By Bobby Harrison

Daily Journal Jackson Bureau

JACKSON – Mississippi Attorney General Jim Hood is requesting an additional $800,000 in state funds to continue a program to combat under-age smoking and drinking.

The program has been funded through the non-profit Partnership for a Healthy Mississippi. But because of a successful lawsuit by Gov. Haley Barbour, Treasurer Tate Reeves and others, the Partnership will not have money to fund programs like Hood's efforts to determine if stores and bars are selling liquor and cigarettes to minors.

“This program has worked,” Hood told members of the Legislative Budget Committee on Monday. “It has been money well spent.”

The committee also heard from Auditor Phil Bryant and Secretary of State Eric Clark as it began the process of developing a budget recommendation for the Legislature when it convenes in January.

The hearings will continue through much of the month.

The Partnership was created through court order to combat smoking. It has received $20 million per year from the more than $100 million annually the state receives as a result of former Attorney General Mike Moore's successful lawsuit against the tobacco companies.

Barbour and others persuaded the court to halt the annual payments to the Partnership, claiming the tobacco lawsuit settlement funds were state money that only the Legislature had the constitutional authority to appropriate.

Hood said that when his office began its efforts, minors used by his staff could buy liquor and cigarettes about 35 percent of the time. Now, through the enforcement effort, the minors used by the Attorney General's office are successful less than 5 percent of the time.

“That's the lowest rate in the nation,” Hood said.

Hood said the state would have the money to continue the program because it would be receiving the money that previously had gone to the Partnership.

Many members of the Democratic leadership of the House, which supported the Partnership, have talked about creating a state commission to continue many of the anti-smoking efforts of the Partnership.

Barbour has proposed using the $20 million for smoking prevention, enhanced cancer research, an enhanced school nurse program and additional drug prevention.

Critics of the Barbour proposal say it does not contain all of the smoking prevention programs that have made the Partnership a success.

Overall, Hood wants an additional $1.5 million for his $8.2 million budget.
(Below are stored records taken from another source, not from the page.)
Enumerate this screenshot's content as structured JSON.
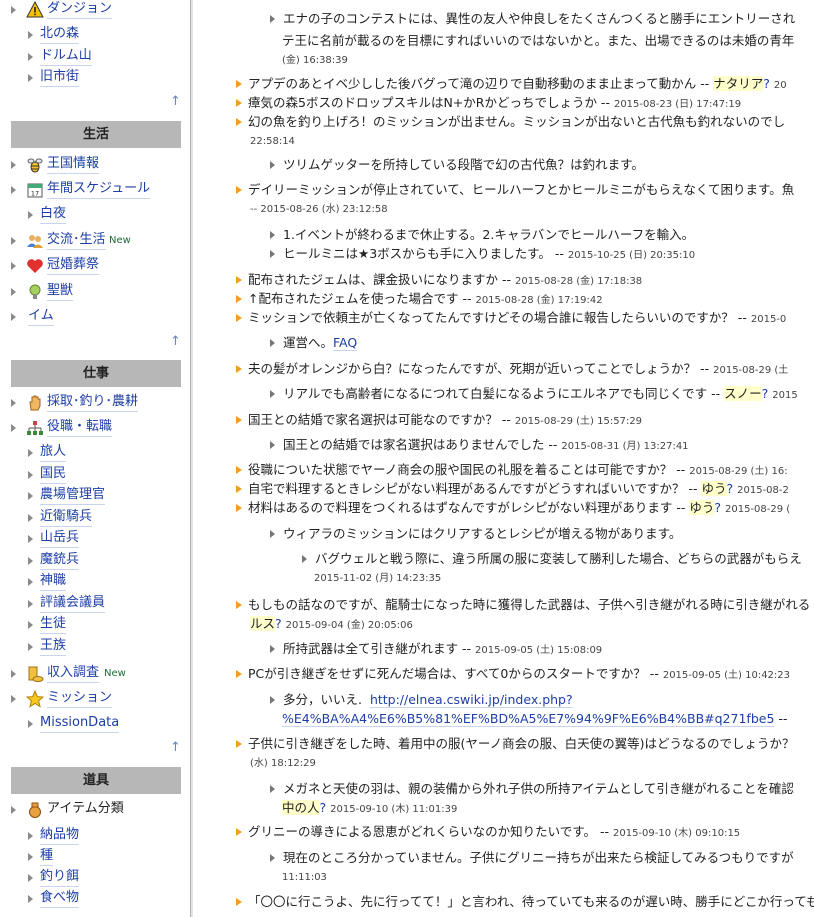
{
  "sidebar": {
    "top_items": [
      {
        "label": "ダンジョン",
        "icon": "warning-icon"
      },
      {
        "label": "北の森"
      },
      {
        "label": "ドルム山"
      },
      {
        "label": "旧市街"
      }
    ],
    "up_arrow": "↑",
    "sections": [
      {
        "title": "生活",
        "items": [
          {
            "label": "王国情報",
            "icon": "bee-icon"
          },
          {
            "label": "年間スケジュール",
            "icon": "calendar-icon"
          },
          {
            "label": "白夜"
          },
          {
            "label": "交流･生活",
            "icon": "people-icon",
            "badge": "New"
          },
          {
            "label": "冠婚葬祭",
            "icon": "heart-icon"
          },
          {
            "label": "聖獣",
            "icon": "lightbulb-icon"
          },
          {
            "label": "イム"
          }
        ]
      },
      {
        "title": "仕事",
        "items": [
          {
            "label": "採取･釣り･農耕",
            "icon": "hand-icon"
          },
          {
            "label": "役職・転職",
            "icon": "org-chart-icon"
          },
          {
            "label": "旅人"
          },
          {
            "label": "国民"
          },
          {
            "label": "農場管理官"
          },
          {
            "label": "近衛騎兵"
          },
          {
            "label": "山岳兵"
          },
          {
            "label": "魔銃兵"
          },
          {
            "label": "神職"
          },
          {
            "label": "評議会議員"
          },
          {
            "label": "生徒"
          },
          {
            "label": "王族"
          },
          {
            "label": "収入調査",
            "icon": "coins-icon",
            "badge": "New"
          },
          {
            "label": "ミッション",
            "icon": "star-icon"
          },
          {
            "label": "MissionData"
          }
        ]
      },
      {
        "title": "道具",
        "items": [
          {
            "label": "アイテム分類",
            "icon": "bag-icon"
          },
          {
            "label": "納品物"
          },
          {
            "label": "種"
          },
          {
            "label": "釣り餌"
          },
          {
            "label": "食べ物"
          }
        ]
      }
    ]
  },
  "content": {
    "l1": "エナの子のコンテストには、異性の友人や仲良しをたくさんつくると勝手にエントリーされ",
    "l2": "テ王に名前が載るのを目標にすればいいのではないかと。また、出場できるのは未婚の青年",
    "l3": "(金) 16:38:39",
    "l4a": "アプデのあとイベ少しした後バグって滝の辺りで自動移動のまま止まって動かん --",
    "l4n": "ナタリア",
    "l4q": "?",
    "l4d": "20",
    "l5a": "瘴気の森5ボスのドロップスキルはN+かRかどっちでしょうか --",
    "l5d": "2015-08-23 (日) 17:47:19",
    "l6": "幻の魚を釣り上げろ！のミッションが出ません。ミッションが出ないと古代魚も釣れないのでし",
    "l7": "22:58:14",
    "l8": "ツリムゲッターを所持している段階で幻の古代魚？は釣れます。",
    "l9": "デイリーミッションが停止されていて、ヒールハーフとかヒールミニがもらえなくて困ります。魚",
    "l10": "-- 2015-08-26 (水) 23:12:58",
    "l11": "1.イベントが終わるまで休止する。2.キャラバンでヒールハーフを輸入。",
    "l12a": "ヒールミニは★3ボスからも手に入りましたす。 --",
    "l12d": "2015-10-25 (日) 20:35:10",
    "l13a": "配布されたジェムは、課金扱いになりますか --",
    "l13d": "2015-08-28 (金) 17:18:38",
    "l14a": "↑配布されたジェムを使った場合です --",
    "l14d": "2015-08-28 (金) 17:19:42",
    "l15a": "ミッションで依頼主が亡くなってたんですけどその場合誰に報告したらいいのですか？ --",
    "l15d": "2015-0",
    "l16a": "運営へ。",
    "l16l": "FAQ",
    "l17a": "夫の髪がオレンジから白？になったんですが、死期が近いってことでしょうか？ --",
    "l17d": "2015-08-29 (土",
    "l18a": "リアルでも高齢者になるにつれて白髪になるようにエルネアでも同じくです --",
    "l18n": "スノー",
    "l18q": "?",
    "l18d": "2015",
    "l19a": "国王との結婚で家名選択は可能なのですか？ --",
    "l19d": "2015-08-29 (土) 15:57:29",
    "l20a": "国王との結婚では家名選択はありませんでした --",
    "l20d": "2015-08-31 (月) 13:27:41",
    "l21a": "役職についた状態でヤーノ商会の服や国民の礼服を着ることは可能ですか？ --",
    "l21d": "2015-08-29 (土) 16:",
    "l22a": "自宅で料理するときレシピがない料理があるんですがどうすればいいですか？ --",
    "l22n": "ゆう",
    "l22q": "?",
    "l22d": "2015-08-2",
    "l23a": "材料はあるので料理をつくれるはずなんですがレシピがない料理があります --",
    "l23n": "ゆう",
    "l23q": "?",
    "l23d": "2015-08-29 (",
    "l24": "ウィアラのミッションにはクリアするとレシピが増える物があります。",
    "l25": "バグウェルと戦う際に、違う所属の服に変装して勝利した場合、どちらの武器がもらえ",
    "l26": "2015-11-02 (月) 14:23:35",
    "l27": "もしもの話なのですが、龍騎士になった時に獲得した武器は、子供へ引き継がれる時に引き継がれる",
    "l28n": "ルス",
    "l28q": "?",
    "l28d": "2015-09-04 (金) 20:05:06",
    "l29a": "所持武器は全て引き継がれます --",
    "l29d": "2015-09-05 (土) 15:08:09",
    "l30a": "PCが引き継ぎをせずに死んだ場合は、すべて0からのスタートですか？ --",
    "l30d": "2015-09-05 (土) 10:42:23",
    "l31a": "多分，いいえ.",
    "l31l": "http://elnea.cswiki.jp/index.php?",
    "l32l": "%E4%BA%A4%E6%B5%81%EF%BD%A5%E7%94%9F%E6%B4%BB#q271fbe5",
    "l32b": "--",
    "l33": "子供に引き継ぎをした時、着用中の服(ヤーノ商会の服、白天使の翼等)はどうなるのでしょうか？",
    "l34": "(水) 18:12:29",
    "l35": "メガネと天使の羽は、親の装備から外れ子供の所持アイテムとして引き継がれることを確認",
    "l36n": "中の人",
    "l36q": "?",
    "l36d": "2015-09-10 (木) 11:01:39",
    "l37a": "グリニーの導きによる恩恵がどれくらいなのか知りたいです。 --",
    "l37d": "2015-09-10 (木) 09:10:15",
    "l38": "現在のところ分かっていません。子供にグリニー持ちが出来たら検証してみるつもりですが",
    "l39": "11:11:03",
    "l40": "「〇〇に行こうよ、先に行ってて！」と言われ、待っていても来るのが遅い時、勝手にどこか行っても"
  }
}
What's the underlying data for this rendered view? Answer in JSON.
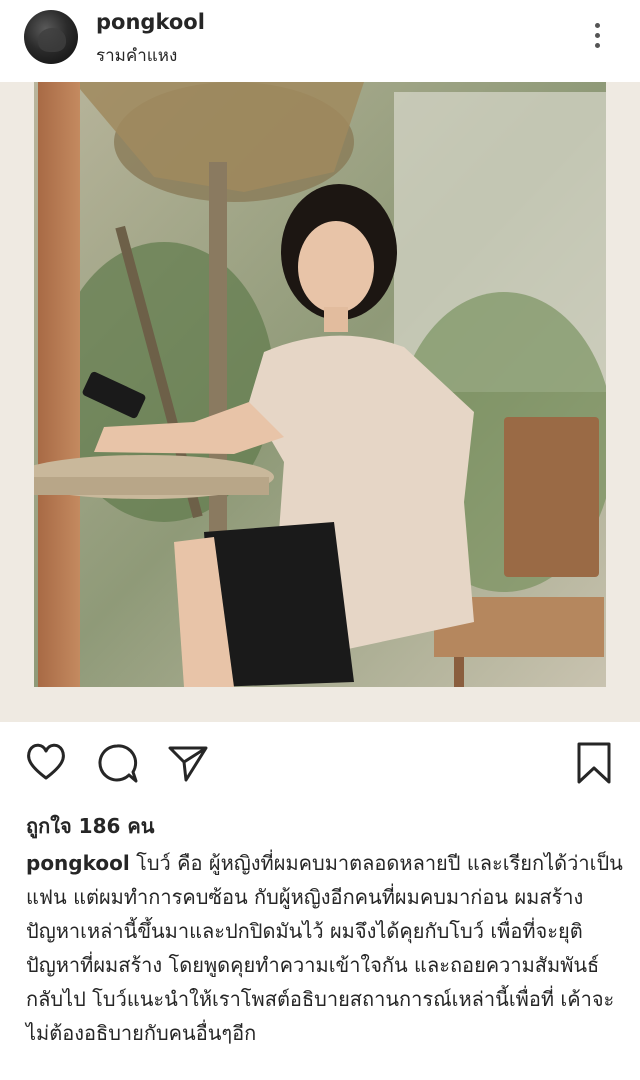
{
  "post": {
    "username": "pongkool",
    "location": "รามคำแหง",
    "likes": "ถูกใจ 186 คน",
    "caption": "โบว์ คือ ผู้หญิงที่ผมคบมาตลอดหลายปี และเรียกได้ว่าเป็นแฟน แต่ผมทำการคบซ้อน กับผู้หญิงอีกคนที่ผมคบมาก่อน ผมสร้างปัญหาเหล่านี้ขึ้นมาและปกปิดมันไว้ ผมจึงได้คุยกับโบว์ เพื่อที่จะยุติปัญหาที่ผมสร้าง โดยพูดคุยทำความเข้าใจกัน และถอยความสัมพันธ์กลับไป โบว์แนะนำให้เราโพสต์อธิบายสถานการณ์เหล่านี้เพื่อที่ เค้าจะไม่ต้องอธิบายกับคนอื่นๆอีก"
  },
  "icons": {
    "more": "more-vertical-icon",
    "like": "heart-icon",
    "comment": "comment-icon",
    "share": "send-icon",
    "save": "bookmark-icon"
  },
  "colors": {
    "text": "#262626",
    "background": "#ffffff",
    "photo_border": "#efeae2"
  }
}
He said his requested increase also would help fill five vacancies and four new positions.